In the entries below, find the lines that contain the word "content" and copy them.

- Extracted entries
□ □ □ □

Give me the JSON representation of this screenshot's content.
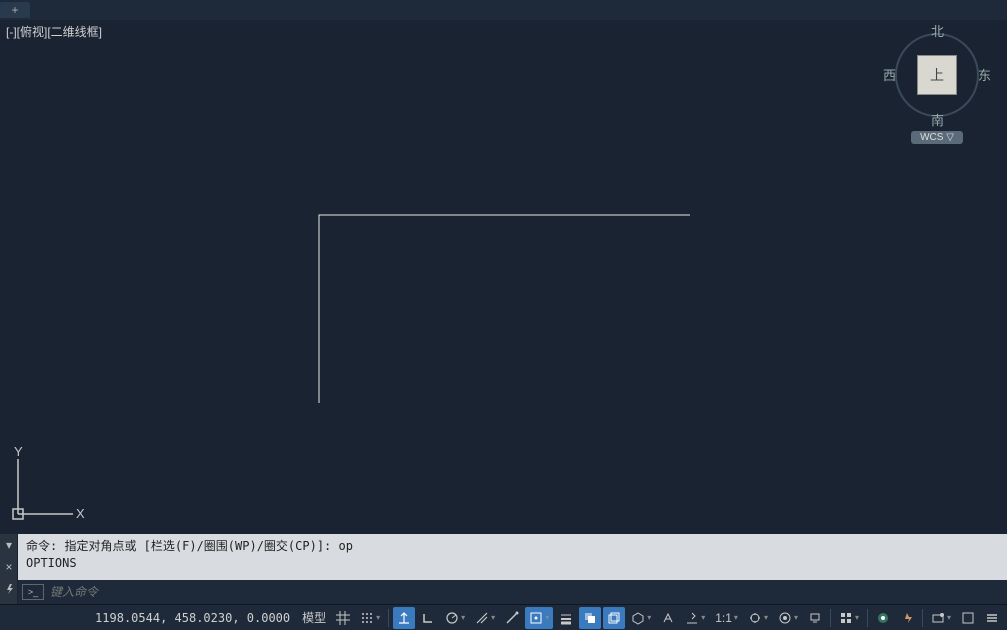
{
  "tabbar": {
    "add": "+"
  },
  "viewport_label": "[-][俯视][二维线框]",
  "viewcube": {
    "n": "北",
    "s": "南",
    "e": "东",
    "w": "西",
    "face": "上",
    "wcs": "WCS ▽"
  },
  "cmd": {
    "history1": "命令: 指定对角点或 [栏选(F)/圈围(WP)/圈交(CP)]: op",
    "history2": "OPTIONS",
    "prompt_icon": ">_",
    "placeholder": "键入命令"
  },
  "status": {
    "coords": "1198.0544, 458.0230, 0.0000",
    "model": "模型",
    "scale": "1:1"
  }
}
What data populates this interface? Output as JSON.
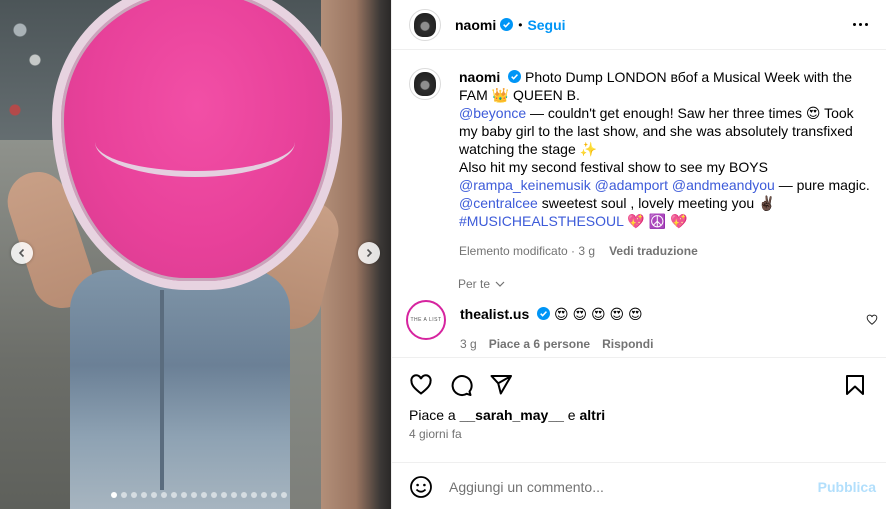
{
  "post": {
    "carousel": {
      "dot_count": 18,
      "active_index": 0,
      "prev_icon": "chevron-left-icon",
      "next_icon": "chevron-right-icon"
    },
    "header": {
      "username": "naomi",
      "separator": "•",
      "follow_label": "Segui",
      "more_icon": "more-horizontal-icon"
    },
    "caption": {
      "username": "naomi",
      "line1": "Photo Dump LONDON вбof a Musical Week with the FAM 👑 QUEEN B.",
      "mention_beyonce": "@beyonce",
      "line2": " — couldn't get enough! Saw her three times 😍 Took my baby girl to the last show, and she was absolutely transfixed watching the stage ✨",
      "line3": "Also hit my second festival show to see my BOYS",
      "mention_rampa": "@rampa_keinemusik",
      "mention_adamport": "@adamport",
      "mention_andmeandyou": "@andmeandyou",
      "line4": " — pure magic. ",
      "mention_centralcee": "@centralcee",
      "line5": " sweetest soul , lovely meeting you ✌🏿",
      "hashtag": "#MUSICHEALSTHESOUL",
      "hashtag_emoji": " 💖 ☮️ 💖",
      "edited_meta": "Elemento modificato · 3 g",
      "translate_label": "Vedi traduzione"
    },
    "for_you": {
      "label": "Per te",
      "icon": "chevron-down-icon"
    },
    "comment": {
      "avatar_text": "THE A LIST",
      "username": "thealist.us",
      "text": "😍 😍 😍 😍 😍",
      "age": "3 g",
      "likes": "Piace a 6 persone",
      "reply": "Rispondi"
    },
    "actions": {
      "like_icon": "heart-icon",
      "comment_icon": "comment-icon",
      "share_icon": "share-icon",
      "save_icon": "bookmark-icon",
      "likes_prefix": "Piace a ",
      "likes_user": "__sarah_may__",
      "likes_suffix": " e ",
      "likes_others": "altri",
      "date": "4 giorni fa"
    },
    "add_comment": {
      "emoji_icon": "emoji-icon",
      "placeholder": "Aggiungi un commento...",
      "publish_label": "Pubblica"
    },
    "colors": {
      "link": "#3d5bd9",
      "follow": "#0095f6",
      "publish_disabled": "#b2dffc",
      "hat_pink": "#e8419a"
    }
  }
}
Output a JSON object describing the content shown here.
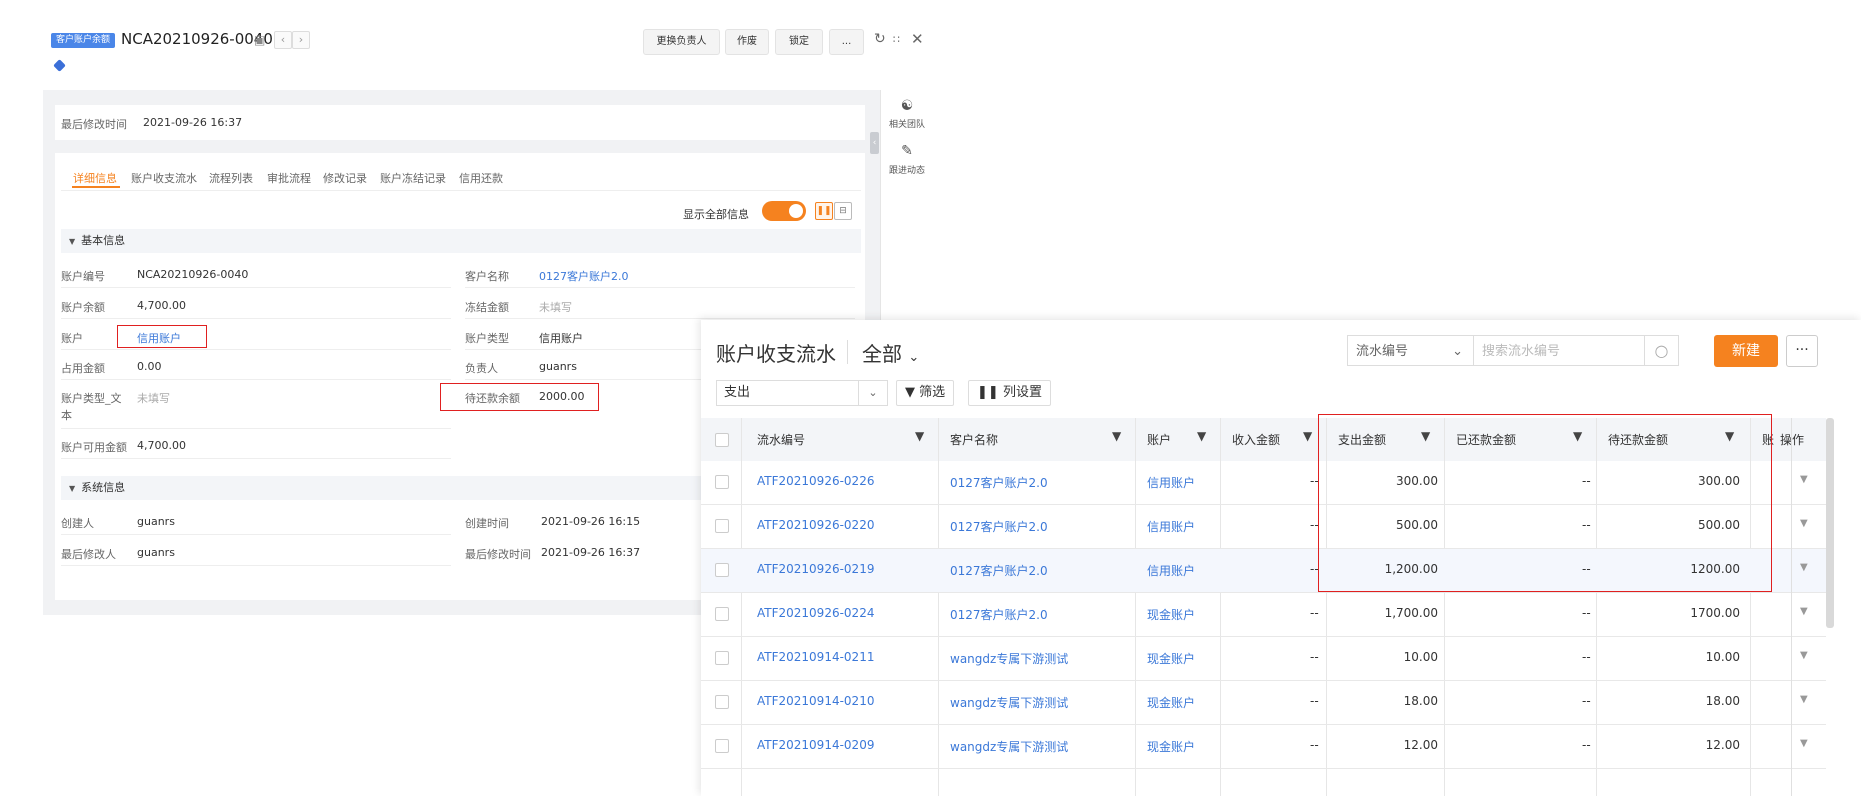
{
  "header": {
    "tag": "客户账户余额",
    "record_no": "NCA20210926-0040",
    "actions": [
      "更换负责人",
      "作废",
      "锁定",
      "..."
    ]
  },
  "top_info": {
    "label": "最后修改时间",
    "value": "2021-09-26 16:37"
  },
  "tabs": [
    "详细信息",
    "账户收支流水",
    "流程列表",
    "审批流程",
    "修改记录",
    "账户冻结记录",
    "信用还款"
  ],
  "show_all_label": "显示全部信息",
  "sections": {
    "basic_title": "基本信息",
    "system_title": "系统信息"
  },
  "basic": {
    "account_no": {
      "label": "账户编号",
      "value": "NCA20210926-0040"
    },
    "balance": {
      "label": "账户余额",
      "value": "4,700.00"
    },
    "account": {
      "label": "账户",
      "value": "信用账户"
    },
    "used": {
      "label": "占用金额",
      "value": "0.00"
    },
    "type_text": {
      "label": "账户类型_文本",
      "label_line1": "账户类型_文",
      "label_line2": "本",
      "value": "未填写"
    },
    "available": {
      "label": "账户可用金额",
      "value": "4,700.00"
    },
    "customer": {
      "label": "客户名称",
      "value": "0127客户账户2.0"
    },
    "frozen": {
      "label": "冻结金额",
      "value": "未填写"
    },
    "acc_type": {
      "label": "账户类型",
      "value": "信用账户"
    },
    "owner": {
      "label": "负责人",
      "value": "guanrs"
    },
    "repay": {
      "label": "待还款余额",
      "value": "2000.00"
    }
  },
  "system": {
    "creator": {
      "label": "创建人",
      "value": "guanrs"
    },
    "modifier": {
      "label": "最后修改人",
      "value": "guanrs"
    },
    "created": {
      "label": "创建时间",
      "value": "2021-09-26 16:15"
    },
    "modified": {
      "label": "最后修改时间",
      "value": "2021-09-26 16:37"
    }
  },
  "side": {
    "team": "相关团队",
    "follow": "跟进动态"
  },
  "flow": {
    "title": "账户收支流水",
    "scope": "全部",
    "search_field": "流水编号",
    "search_placeholder": "搜索流水编号",
    "new_label": "新建",
    "more_label": "···",
    "filter_value": "支出",
    "filter_btn": "筛选",
    "columns_btn": "列设置",
    "columns": [
      "流水编号",
      "客户名称",
      "账户",
      "收入金额",
      "支出金额",
      "已还款金额",
      "待还款金额",
      "账",
      "操作"
    ],
    "rows": [
      [
        "ATF20210926-0226",
        "0127客户账户2.0",
        "信用账户",
        "--",
        "300.00",
        "--",
        "300.00"
      ],
      [
        "ATF20210926-0220",
        "0127客户账户2.0",
        "信用账户",
        "--",
        "500.00",
        "--",
        "500.00"
      ],
      [
        "ATF20210926-0219",
        "0127客户账户2.0",
        "信用账户",
        "--",
        "1,200.00",
        "--",
        "1200.00"
      ],
      [
        "ATF20210926-0224",
        "0127客户账户2.0",
        "现金账户",
        "--",
        "1,700.00",
        "--",
        "1700.00"
      ],
      [
        "ATF20210914-0211",
        "wangdz专属下游测试",
        "现金账户",
        "--",
        "10.00",
        "--",
        "10.00"
      ],
      [
        "ATF20210914-0210",
        "wangdz专属下游测试",
        "现金账户",
        "--",
        "18.00",
        "--",
        "18.00"
      ],
      [
        "ATF20210914-0209",
        "wangdz专属下游测试",
        "现金账户",
        "--",
        "12.00",
        "--",
        "12.00"
      ]
    ]
  }
}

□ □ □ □

- Answer for this exercise
Give me the JSON representation of this screenshot's content.
Output a JSON object describing the content shown here.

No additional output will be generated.